#### Assigned task
Scan the entries below for the string "particle" and copy every line where it turns up.

Records for this exercise section start

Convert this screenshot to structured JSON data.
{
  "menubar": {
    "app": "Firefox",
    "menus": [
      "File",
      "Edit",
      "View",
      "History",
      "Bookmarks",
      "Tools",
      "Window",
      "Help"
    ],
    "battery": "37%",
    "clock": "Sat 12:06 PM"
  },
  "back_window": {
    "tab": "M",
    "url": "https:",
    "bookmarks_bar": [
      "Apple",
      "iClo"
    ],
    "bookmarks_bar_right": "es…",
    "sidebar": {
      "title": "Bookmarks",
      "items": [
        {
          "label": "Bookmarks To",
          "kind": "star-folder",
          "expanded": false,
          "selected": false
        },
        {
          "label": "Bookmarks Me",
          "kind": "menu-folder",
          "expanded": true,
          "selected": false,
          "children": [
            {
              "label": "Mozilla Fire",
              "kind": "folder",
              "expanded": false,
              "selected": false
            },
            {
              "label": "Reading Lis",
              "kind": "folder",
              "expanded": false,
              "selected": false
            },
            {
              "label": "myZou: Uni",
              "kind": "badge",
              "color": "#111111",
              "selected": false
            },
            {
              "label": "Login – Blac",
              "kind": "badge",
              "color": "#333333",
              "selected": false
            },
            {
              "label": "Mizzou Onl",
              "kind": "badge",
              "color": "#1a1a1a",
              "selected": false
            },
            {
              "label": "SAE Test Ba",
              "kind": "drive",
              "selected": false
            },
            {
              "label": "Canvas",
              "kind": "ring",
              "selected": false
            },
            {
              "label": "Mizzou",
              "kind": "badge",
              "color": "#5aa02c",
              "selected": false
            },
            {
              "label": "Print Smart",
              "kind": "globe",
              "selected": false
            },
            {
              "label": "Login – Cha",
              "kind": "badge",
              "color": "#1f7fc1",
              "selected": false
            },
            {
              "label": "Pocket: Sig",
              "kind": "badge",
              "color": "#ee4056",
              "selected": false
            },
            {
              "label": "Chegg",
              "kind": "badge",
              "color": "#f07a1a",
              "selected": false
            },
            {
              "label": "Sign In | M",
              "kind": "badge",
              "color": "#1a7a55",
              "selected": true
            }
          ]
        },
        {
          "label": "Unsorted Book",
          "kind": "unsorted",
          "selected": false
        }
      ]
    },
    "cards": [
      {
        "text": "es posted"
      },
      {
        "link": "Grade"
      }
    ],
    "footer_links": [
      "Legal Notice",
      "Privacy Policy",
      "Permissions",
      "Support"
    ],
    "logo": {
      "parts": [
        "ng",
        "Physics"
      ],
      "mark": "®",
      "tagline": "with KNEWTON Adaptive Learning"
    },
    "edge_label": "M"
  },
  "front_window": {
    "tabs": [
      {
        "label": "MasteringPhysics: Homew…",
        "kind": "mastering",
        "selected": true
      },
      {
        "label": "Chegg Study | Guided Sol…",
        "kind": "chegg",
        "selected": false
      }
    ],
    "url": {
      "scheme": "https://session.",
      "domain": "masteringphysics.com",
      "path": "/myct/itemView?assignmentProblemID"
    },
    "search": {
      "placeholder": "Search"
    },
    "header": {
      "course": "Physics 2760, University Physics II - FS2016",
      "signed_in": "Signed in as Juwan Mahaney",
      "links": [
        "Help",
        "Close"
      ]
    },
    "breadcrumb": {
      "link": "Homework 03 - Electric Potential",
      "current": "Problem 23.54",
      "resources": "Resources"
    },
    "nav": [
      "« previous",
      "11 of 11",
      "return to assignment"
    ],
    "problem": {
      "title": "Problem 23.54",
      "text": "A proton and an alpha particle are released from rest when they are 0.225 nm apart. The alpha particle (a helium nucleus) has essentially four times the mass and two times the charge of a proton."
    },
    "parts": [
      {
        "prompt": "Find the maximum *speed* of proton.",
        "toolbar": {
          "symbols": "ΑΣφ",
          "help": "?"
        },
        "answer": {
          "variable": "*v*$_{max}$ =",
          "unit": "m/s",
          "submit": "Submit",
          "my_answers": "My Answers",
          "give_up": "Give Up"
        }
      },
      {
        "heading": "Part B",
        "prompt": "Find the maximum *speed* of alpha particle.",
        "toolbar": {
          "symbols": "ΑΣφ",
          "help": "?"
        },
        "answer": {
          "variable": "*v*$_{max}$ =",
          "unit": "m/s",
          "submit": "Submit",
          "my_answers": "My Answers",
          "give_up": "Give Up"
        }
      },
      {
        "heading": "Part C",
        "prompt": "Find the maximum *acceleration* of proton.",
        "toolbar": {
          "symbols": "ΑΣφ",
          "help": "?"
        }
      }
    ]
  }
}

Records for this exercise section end

#### Task answer
      "text": "A proton and an alpha particle are released from rest when they are 0.225 nm apart. The alpha particle (a helium nucleus) has essentially four times the mass and two times the charge of a proton."
        "prompt": "Find the maximum *speed* of alpha particle.",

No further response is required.